---------- INPUT

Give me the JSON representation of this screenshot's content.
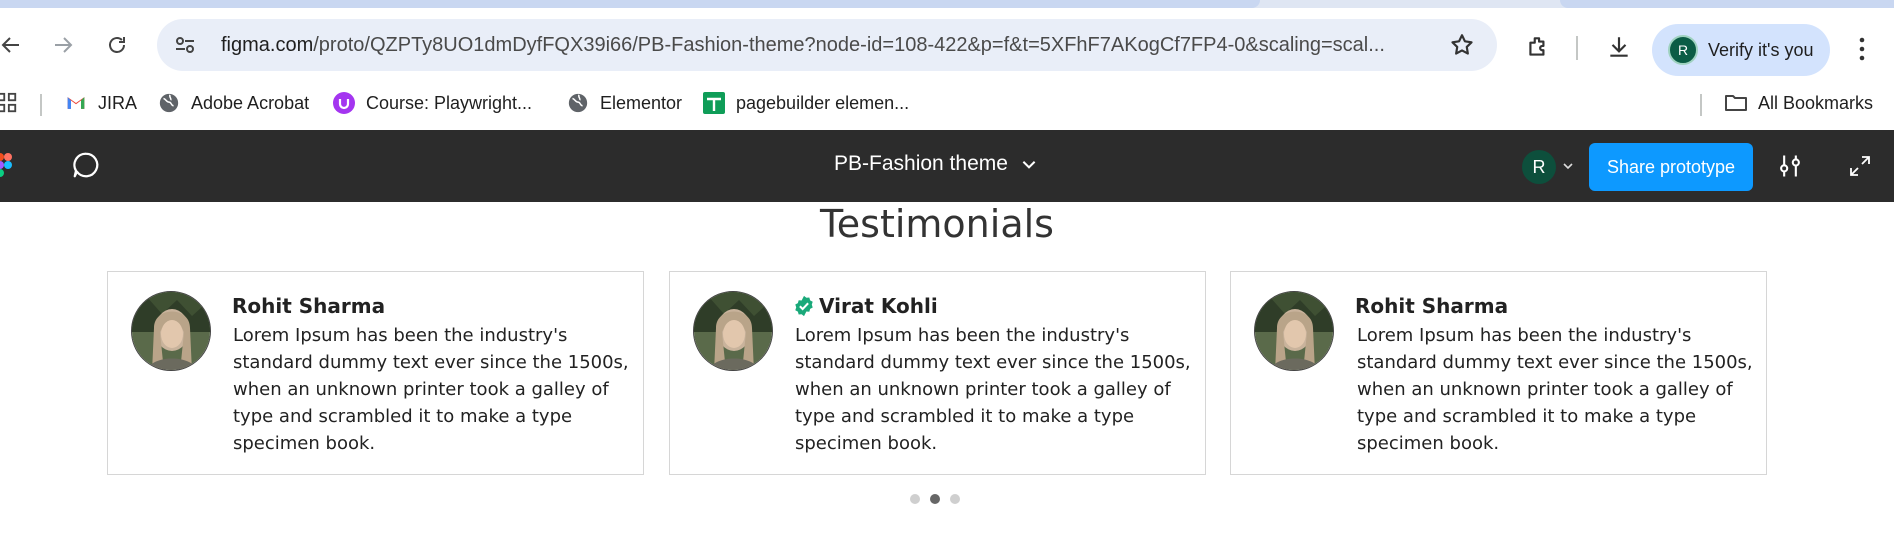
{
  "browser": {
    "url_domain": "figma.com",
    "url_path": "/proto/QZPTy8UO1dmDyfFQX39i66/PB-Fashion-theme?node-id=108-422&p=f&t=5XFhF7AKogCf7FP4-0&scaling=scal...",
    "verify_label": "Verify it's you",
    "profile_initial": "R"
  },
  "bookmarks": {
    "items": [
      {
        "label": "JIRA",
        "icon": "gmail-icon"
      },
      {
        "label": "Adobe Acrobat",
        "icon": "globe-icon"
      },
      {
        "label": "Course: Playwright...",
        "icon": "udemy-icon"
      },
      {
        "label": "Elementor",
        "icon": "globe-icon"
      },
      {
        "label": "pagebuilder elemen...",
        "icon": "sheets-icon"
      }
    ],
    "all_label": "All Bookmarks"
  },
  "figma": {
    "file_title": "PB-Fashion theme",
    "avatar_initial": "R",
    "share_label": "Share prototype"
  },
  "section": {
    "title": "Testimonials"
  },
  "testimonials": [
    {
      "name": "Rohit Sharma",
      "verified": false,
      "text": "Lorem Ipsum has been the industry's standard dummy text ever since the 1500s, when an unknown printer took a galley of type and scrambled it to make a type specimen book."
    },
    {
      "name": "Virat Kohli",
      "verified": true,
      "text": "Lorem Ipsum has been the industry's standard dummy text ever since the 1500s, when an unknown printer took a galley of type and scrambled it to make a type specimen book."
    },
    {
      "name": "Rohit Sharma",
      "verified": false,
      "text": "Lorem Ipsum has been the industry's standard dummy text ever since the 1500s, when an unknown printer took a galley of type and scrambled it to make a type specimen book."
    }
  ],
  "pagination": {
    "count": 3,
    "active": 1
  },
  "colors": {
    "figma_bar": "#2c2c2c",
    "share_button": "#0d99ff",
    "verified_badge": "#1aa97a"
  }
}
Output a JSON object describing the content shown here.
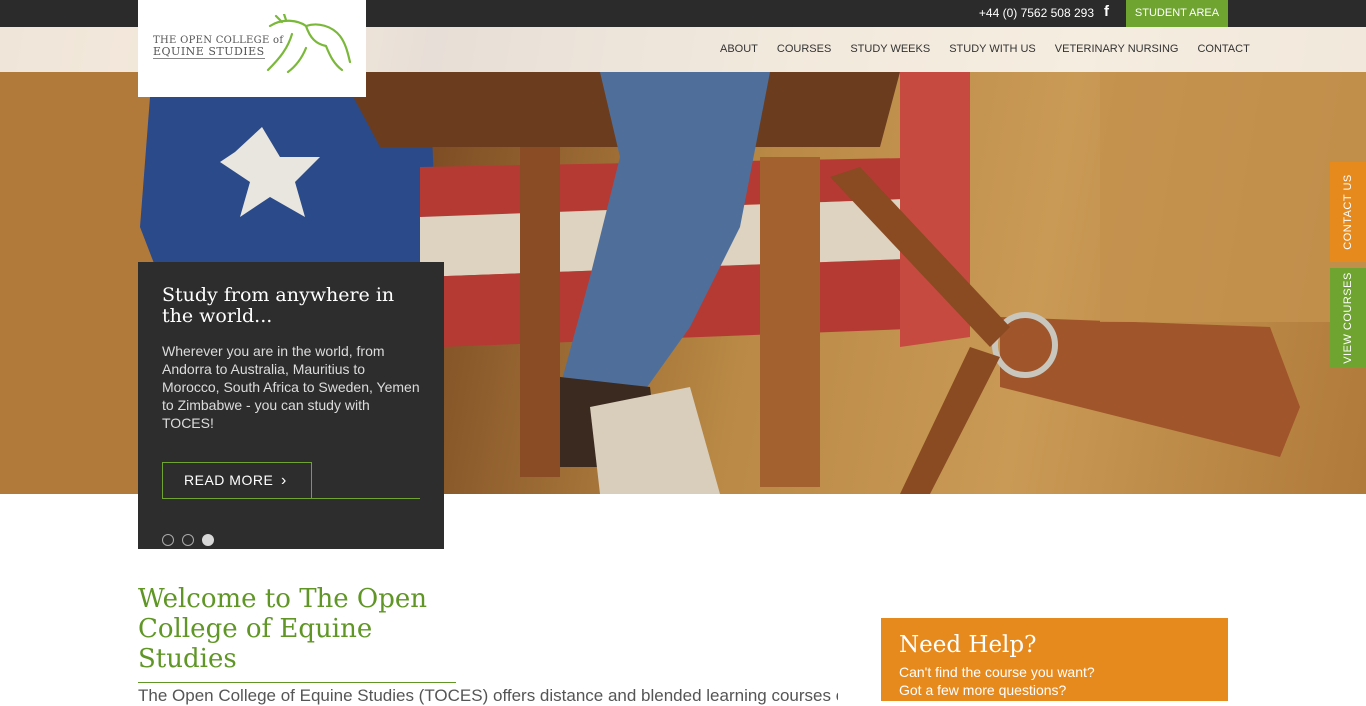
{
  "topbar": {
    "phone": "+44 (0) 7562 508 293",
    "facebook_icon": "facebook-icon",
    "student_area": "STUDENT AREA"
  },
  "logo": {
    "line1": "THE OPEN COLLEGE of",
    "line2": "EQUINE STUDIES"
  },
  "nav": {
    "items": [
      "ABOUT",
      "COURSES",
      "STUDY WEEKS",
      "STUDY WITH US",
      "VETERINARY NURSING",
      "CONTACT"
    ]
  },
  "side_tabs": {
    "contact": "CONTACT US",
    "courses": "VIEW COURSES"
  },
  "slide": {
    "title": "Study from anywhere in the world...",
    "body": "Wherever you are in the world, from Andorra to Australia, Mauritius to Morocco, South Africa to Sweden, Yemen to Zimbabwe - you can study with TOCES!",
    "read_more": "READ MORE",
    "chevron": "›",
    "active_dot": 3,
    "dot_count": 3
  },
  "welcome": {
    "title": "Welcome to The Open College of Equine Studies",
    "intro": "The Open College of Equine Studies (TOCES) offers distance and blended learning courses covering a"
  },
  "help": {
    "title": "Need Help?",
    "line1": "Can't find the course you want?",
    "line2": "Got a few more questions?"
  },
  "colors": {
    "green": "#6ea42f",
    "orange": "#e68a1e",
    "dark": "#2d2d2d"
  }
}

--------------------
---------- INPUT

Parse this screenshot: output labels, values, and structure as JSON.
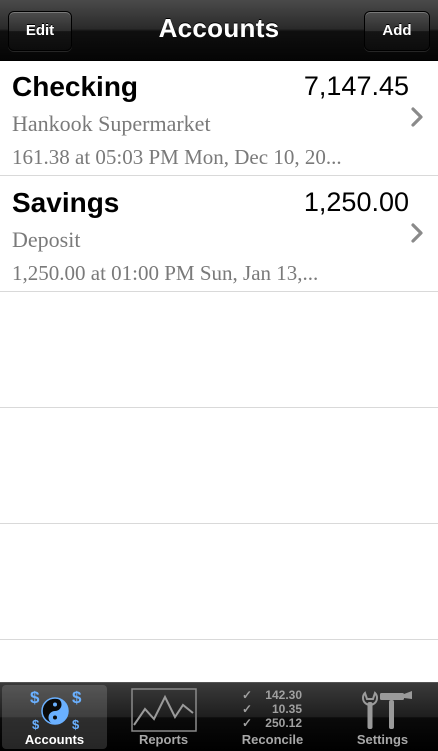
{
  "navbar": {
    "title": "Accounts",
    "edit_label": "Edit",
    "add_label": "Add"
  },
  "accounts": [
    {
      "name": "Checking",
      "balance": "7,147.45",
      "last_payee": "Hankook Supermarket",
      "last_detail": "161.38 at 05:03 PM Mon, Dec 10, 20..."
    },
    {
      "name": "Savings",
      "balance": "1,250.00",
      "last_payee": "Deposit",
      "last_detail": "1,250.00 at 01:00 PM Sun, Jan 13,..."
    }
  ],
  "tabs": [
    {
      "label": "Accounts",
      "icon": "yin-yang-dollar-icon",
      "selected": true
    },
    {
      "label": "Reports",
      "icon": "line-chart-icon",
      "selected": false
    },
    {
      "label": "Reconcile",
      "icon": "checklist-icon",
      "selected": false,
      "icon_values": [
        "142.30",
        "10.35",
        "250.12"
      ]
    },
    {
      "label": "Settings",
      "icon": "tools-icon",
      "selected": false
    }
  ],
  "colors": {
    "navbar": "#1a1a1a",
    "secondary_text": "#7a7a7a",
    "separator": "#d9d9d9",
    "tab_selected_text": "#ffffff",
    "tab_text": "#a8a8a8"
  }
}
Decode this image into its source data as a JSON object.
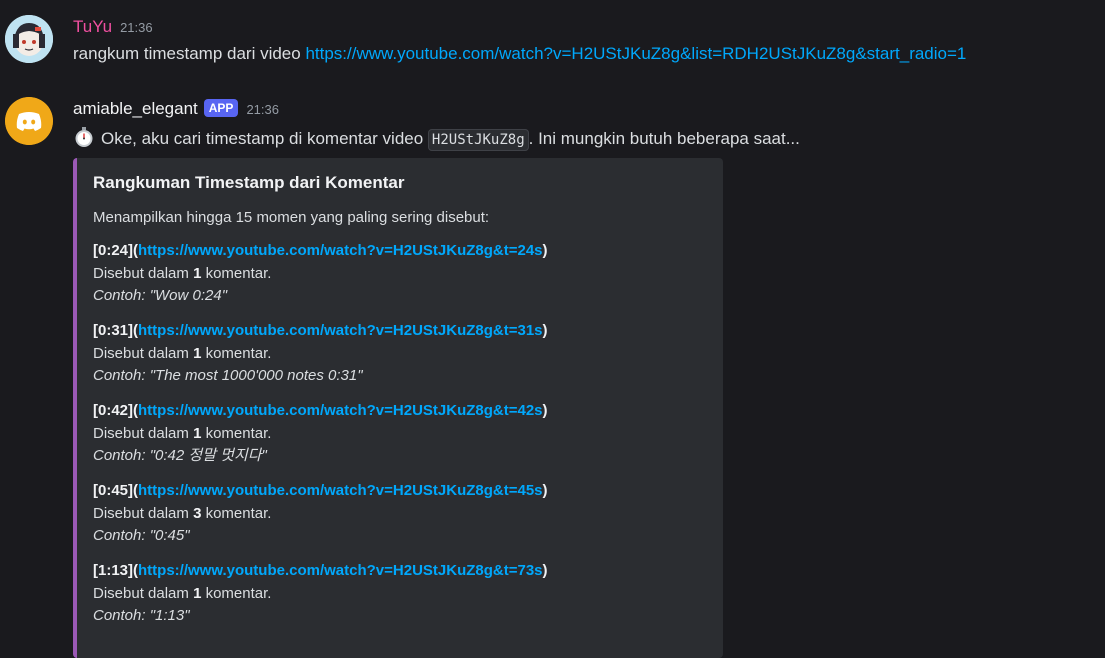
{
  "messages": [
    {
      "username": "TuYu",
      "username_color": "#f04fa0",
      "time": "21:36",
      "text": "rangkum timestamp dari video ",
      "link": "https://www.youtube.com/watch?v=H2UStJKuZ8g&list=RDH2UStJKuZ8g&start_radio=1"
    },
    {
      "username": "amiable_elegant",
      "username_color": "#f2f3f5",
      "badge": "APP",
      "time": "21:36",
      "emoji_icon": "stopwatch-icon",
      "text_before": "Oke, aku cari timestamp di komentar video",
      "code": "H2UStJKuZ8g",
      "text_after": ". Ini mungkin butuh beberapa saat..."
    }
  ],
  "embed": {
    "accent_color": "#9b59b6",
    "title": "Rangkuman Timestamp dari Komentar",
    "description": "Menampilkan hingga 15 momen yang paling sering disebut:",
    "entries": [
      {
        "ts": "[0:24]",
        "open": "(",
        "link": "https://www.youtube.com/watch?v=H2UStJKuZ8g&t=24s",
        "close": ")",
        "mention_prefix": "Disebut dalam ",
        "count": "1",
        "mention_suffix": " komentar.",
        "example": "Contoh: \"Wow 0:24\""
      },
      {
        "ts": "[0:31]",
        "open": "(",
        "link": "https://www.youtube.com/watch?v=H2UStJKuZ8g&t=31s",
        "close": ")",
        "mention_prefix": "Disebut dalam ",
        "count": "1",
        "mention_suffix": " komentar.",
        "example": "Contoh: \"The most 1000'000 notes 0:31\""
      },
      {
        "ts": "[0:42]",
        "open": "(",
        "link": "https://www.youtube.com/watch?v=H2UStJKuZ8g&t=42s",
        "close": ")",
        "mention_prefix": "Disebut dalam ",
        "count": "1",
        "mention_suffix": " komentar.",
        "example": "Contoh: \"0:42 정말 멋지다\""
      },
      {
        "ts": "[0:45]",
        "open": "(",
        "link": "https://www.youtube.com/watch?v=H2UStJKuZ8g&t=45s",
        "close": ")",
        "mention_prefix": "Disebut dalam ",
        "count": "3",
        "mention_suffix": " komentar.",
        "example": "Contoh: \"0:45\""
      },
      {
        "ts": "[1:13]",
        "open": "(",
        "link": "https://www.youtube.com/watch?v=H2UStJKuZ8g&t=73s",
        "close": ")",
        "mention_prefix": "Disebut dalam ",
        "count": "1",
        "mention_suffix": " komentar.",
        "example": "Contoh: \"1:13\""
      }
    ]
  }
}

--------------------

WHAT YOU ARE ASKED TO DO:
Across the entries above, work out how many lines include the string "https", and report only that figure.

EXERCISE RESULT:
6